This post was written by rare books cataloger Julia Blakely. It originally appeared on the Smithsonian Collections Blog.
The spectacular display of the capital cherry trees of this year is but a happy, distant memory and the gardens of Washington have that hot, exhausted look of August, escaping into a rare gardening book is in order. The Cullman Library has a survivor of an ephemeral form of publication—nursery trade catalogs—that are valuable not only for their pictures (documenting different techniques of illustrating processes) but as research sources on introduction of plants into the trade as well as trends in horticultural fashion. L. Boehmer & Co. in Yokohama, Japan, produced for the 1899-1900 season the Catalogue of Japanese lilybulbs, iris and other flower roots, trees, shrubs, plants, seeds, etc.
Bonsai trees were just beginning to be imported into the United States in the late nineteenth century. One of the earliest collections, bought in 1913 from the Yokohama Nursery by the departing American Ambassador, is at Harvard University’s Arnold Arboretum. And Washington’s famed cherry trees were a gift to the city from Tokyo in 1912. There were examples of importations from the mid-nineteenth century. Famed botanist and plant explorer David Fairchild and his wife, Marian, the younger daughter of the Smithsonian’s own Alexander Graham Bell, did much to beautify Washington, D.C. Along with their friend Barbour Lathrop, they introduced various varieties of Japanese cherries to the United States in 1903 and 1905, again from the Yokohama Nursery. Some of these were planted in the Fairchild’s home in nearby Chevy Chase, Maryland. For more on this history, with links to the Library of Congress’s research on the first cherry trees in the District, please click here.
This example, along with other nursery catalogs in the Smithsonian Libraries, can also reveal hints at the propagation history of specific plants, seed cleaning, packing and shipping methods, and prices, as well as changing styles in landscape design.

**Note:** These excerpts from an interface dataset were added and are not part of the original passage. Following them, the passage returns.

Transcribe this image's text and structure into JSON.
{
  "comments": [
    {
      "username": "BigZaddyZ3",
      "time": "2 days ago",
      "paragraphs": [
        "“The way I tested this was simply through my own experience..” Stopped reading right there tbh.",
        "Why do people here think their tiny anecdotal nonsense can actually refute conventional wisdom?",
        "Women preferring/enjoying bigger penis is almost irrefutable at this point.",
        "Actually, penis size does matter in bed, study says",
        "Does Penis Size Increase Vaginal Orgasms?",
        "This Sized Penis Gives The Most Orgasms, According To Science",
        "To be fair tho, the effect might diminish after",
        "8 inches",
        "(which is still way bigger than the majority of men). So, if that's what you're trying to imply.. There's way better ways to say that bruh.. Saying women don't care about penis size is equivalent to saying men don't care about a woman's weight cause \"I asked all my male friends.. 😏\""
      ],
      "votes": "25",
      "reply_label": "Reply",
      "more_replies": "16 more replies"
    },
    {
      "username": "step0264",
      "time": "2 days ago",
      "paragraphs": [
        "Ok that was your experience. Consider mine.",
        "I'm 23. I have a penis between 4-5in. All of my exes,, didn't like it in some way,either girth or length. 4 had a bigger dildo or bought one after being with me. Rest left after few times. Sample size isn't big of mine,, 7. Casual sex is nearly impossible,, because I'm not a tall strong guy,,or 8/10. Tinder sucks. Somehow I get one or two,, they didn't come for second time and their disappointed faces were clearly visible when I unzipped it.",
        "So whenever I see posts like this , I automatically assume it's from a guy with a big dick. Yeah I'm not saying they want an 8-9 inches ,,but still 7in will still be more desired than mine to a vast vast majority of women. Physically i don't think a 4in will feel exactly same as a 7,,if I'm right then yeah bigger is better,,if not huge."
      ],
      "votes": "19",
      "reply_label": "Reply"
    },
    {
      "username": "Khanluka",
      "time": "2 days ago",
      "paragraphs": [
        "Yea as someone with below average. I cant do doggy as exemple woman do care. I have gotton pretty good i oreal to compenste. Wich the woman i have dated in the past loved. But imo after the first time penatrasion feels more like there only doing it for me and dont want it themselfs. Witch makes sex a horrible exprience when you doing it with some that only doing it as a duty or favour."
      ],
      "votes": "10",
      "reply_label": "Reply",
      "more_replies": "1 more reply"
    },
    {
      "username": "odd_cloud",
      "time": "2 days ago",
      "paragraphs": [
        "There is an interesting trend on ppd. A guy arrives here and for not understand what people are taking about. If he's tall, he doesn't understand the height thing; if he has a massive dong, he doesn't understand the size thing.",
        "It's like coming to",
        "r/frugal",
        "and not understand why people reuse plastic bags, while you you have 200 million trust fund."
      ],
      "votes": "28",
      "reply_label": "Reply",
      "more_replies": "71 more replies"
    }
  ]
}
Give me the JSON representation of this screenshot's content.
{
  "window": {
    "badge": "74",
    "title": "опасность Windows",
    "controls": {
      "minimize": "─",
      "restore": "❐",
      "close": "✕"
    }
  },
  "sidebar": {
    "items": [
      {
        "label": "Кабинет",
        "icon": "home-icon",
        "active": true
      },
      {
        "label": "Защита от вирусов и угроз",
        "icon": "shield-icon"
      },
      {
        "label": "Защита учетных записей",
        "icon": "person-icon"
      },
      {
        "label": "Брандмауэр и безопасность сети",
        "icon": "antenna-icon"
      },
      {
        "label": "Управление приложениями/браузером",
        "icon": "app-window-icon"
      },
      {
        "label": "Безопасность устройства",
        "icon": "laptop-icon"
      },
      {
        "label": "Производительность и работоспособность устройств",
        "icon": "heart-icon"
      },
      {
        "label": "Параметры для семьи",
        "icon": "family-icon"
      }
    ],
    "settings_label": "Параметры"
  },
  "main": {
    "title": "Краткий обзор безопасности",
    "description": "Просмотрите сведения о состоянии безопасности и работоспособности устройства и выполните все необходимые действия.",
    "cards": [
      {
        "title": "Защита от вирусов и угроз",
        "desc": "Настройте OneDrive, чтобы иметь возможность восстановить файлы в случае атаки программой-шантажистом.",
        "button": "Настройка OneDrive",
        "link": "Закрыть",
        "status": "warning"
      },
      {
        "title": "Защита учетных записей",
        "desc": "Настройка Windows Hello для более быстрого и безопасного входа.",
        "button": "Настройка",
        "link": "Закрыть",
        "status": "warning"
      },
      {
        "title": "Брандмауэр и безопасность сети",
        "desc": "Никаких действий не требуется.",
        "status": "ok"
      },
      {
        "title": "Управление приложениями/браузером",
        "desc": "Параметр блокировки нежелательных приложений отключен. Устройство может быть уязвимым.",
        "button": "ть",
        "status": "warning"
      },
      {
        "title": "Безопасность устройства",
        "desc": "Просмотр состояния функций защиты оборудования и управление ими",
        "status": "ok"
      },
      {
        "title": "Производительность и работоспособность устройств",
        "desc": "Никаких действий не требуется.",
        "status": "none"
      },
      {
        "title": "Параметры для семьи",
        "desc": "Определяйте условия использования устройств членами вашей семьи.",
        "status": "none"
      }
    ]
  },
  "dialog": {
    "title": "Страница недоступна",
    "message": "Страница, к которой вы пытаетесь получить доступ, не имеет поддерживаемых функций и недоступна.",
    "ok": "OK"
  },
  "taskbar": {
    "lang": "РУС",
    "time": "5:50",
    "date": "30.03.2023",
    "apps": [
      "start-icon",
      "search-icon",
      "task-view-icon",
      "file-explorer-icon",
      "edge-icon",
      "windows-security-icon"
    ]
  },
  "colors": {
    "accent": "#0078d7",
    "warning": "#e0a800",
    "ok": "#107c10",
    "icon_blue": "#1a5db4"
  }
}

Or, rather than research, the catalogs can provide inspiration—one can dream of a time of planting something new and exotic and while wandering around the gardens, enjoying cool weather.